GPS jamming and interference events are growing exponentially as aircraft systems are becoming increasingly reliant upon them for primary navigation. During the last three years, Spirent Communications, a company that tests navigation equipment, has captured 150,000 different jamming and interference events.
“Global navigation satellite system [GNSS] jamming essentially is as hard as it is to get your credit card out. You can go out and get a piece of jamming equipment rather easily. Yes, it is illegal, but if you are jamming GNSS you probably don't care,” said Jeremy Bennington, Spirent corporate solutions and technical strategy lead.

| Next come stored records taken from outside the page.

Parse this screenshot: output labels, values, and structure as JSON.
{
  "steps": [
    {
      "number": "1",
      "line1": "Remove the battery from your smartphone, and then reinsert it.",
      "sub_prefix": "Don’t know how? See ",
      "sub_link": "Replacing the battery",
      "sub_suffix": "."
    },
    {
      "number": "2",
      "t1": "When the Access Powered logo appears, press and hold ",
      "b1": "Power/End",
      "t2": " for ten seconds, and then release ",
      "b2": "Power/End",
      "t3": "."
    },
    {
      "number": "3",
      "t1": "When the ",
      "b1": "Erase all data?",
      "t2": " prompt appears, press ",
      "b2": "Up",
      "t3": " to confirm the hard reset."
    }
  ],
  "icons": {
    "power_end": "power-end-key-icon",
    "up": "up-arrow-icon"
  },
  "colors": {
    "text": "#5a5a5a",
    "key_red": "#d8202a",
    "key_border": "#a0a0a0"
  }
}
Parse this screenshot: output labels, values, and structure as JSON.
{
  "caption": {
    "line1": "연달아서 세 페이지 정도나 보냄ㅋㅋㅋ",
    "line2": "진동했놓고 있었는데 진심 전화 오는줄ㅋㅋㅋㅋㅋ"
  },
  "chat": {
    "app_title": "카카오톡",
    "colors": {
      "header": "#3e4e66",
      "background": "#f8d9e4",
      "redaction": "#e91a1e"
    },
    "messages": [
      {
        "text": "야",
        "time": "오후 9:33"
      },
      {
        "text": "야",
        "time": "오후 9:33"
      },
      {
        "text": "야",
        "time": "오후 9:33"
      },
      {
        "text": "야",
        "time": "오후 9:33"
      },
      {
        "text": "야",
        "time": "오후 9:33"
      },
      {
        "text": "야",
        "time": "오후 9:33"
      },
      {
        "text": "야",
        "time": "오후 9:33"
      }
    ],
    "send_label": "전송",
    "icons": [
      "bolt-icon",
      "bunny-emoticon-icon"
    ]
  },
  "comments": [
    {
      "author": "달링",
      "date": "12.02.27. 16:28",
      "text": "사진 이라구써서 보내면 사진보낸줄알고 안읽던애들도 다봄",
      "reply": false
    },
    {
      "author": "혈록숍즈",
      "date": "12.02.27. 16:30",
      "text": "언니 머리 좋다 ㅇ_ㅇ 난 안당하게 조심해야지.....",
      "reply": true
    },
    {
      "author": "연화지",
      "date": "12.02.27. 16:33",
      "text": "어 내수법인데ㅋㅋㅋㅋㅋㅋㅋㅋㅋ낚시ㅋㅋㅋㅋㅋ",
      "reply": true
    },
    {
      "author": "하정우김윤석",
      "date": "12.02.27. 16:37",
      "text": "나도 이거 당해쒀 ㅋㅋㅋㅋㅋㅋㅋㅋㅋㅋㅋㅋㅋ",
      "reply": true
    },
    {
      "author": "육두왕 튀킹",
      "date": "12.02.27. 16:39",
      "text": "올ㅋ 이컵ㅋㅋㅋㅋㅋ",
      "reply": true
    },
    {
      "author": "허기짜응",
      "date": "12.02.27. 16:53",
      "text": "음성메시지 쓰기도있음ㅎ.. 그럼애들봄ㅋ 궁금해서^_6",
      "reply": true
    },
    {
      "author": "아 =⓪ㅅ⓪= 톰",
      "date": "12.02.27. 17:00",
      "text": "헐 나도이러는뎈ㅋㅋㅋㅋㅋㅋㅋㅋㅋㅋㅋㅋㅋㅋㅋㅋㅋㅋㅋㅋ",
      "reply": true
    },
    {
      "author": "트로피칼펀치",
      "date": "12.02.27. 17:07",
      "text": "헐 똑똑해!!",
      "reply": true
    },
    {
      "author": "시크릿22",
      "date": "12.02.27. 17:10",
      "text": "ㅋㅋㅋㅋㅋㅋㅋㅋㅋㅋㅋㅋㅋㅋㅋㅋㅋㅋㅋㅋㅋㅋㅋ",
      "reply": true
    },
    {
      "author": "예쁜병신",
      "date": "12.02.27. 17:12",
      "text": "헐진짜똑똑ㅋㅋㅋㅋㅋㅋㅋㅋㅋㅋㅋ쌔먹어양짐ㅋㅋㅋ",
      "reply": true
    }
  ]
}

He added that the risk to aviation safety is real and tangible. “Since 2013 the FAA Aviation Safety Information Analysis and Sharing System has recorded more than 100 instances of pilot reports of GPS systems being jammed. But we know it was far more than that because in the reported cases they busted some sort of regulatory requirement; they busted altitude or went to the wrong place.”
Bennington noted several examples of GPS jamming/interference in recent years. This includes the Eastern Mediterranean Sea earlier this year, where five sea vessels and one aircraft had interference over extended periods of time, with some vessels up to 25 miles off course. Last year, GPS was jammed by Russia for one week in Norway. In second-quarter 2016, there were more than 50 reports of GPS interference on approach to Runway 24 at Manila International Airport, producing a loss of onboard GNSS functionality and GPS-L and GPS-R invalid messages, as well as a decrease in navigation performance leading to an RNP alert. This also caused missed approaches, produced a large map shift on the navigation display, and affected TAWS terrain indications.
Bennington said the “Pokemon Go” augmented reality app released in 2016 encouraged hackers to spoof GPS to win prizes and put code online. “The spoofing they were doing was largely on cellphones, but you take that same code and software-defined radio and put that together along with position and timing data and you can make a fairly sophisticated GPS or GNSS spoofing device,” he said.
“We've seen a huge increase in GNSS-related spoofing incidents in part because of Pokemon Go because the technology was rapidly developed over a six-week period and was put out over the internet and people who wanted to nefariously use it could,” Bennington added. “There haven't been that many cases of drones being brought down, but that's because the financial impact and the loss of life associated with bringing down drones today aren't very high compared with disrupting shipping at sea. But we will see that effect as [aviation] becomes a target for rogue states or hackers.”